Exercise prompt> If a line in the records below contains the word "previous", copy it out.

Data extracts>
[Start of section]

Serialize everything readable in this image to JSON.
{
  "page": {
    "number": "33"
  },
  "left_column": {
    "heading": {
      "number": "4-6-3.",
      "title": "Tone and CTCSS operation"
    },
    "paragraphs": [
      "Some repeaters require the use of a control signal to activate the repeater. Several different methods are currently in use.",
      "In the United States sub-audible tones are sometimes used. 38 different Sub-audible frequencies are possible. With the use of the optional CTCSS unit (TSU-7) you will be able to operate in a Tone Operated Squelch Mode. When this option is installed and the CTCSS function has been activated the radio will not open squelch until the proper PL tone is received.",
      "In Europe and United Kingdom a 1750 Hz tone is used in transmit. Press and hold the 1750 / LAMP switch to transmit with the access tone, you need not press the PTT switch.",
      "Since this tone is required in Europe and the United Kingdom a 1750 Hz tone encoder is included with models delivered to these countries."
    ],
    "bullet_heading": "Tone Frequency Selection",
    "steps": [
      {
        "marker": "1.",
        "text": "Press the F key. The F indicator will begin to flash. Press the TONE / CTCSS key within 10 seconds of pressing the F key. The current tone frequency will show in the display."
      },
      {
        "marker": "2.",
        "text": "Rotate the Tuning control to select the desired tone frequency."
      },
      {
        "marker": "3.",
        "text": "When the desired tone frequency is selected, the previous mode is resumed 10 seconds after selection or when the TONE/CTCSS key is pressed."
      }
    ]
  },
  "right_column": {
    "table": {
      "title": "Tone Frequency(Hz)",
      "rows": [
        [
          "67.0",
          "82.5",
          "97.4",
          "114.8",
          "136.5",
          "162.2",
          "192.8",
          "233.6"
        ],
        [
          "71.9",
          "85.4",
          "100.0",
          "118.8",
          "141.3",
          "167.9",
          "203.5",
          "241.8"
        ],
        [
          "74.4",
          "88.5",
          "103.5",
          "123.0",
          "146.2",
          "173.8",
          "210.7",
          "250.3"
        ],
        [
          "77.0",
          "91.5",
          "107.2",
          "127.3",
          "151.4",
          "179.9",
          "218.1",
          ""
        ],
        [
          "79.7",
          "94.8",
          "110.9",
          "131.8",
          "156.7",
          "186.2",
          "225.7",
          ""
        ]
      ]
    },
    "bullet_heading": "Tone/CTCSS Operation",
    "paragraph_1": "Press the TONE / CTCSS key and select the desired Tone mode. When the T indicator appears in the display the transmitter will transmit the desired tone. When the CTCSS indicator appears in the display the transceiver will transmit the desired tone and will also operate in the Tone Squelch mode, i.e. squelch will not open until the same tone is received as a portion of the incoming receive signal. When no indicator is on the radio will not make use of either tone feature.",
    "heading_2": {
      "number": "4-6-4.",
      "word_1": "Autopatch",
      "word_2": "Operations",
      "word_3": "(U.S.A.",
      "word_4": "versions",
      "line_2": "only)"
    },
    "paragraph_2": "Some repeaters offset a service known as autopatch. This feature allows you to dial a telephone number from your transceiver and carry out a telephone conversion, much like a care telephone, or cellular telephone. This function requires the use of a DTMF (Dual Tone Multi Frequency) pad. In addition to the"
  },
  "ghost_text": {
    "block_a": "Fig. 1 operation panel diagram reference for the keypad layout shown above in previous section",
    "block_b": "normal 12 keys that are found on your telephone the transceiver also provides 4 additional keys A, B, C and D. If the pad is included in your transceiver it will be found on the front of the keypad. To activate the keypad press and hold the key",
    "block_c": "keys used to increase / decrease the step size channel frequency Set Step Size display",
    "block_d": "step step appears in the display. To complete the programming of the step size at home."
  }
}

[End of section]

Result for this task>
        "text": "When the desired tone frequency is selected, the previous mode is resumed 10 seconds after selection or when the TONE/CTCSS key is pressed."
    "block_a": "Fig. 1 operation panel diagram reference for the keypad layout shown above in previous section",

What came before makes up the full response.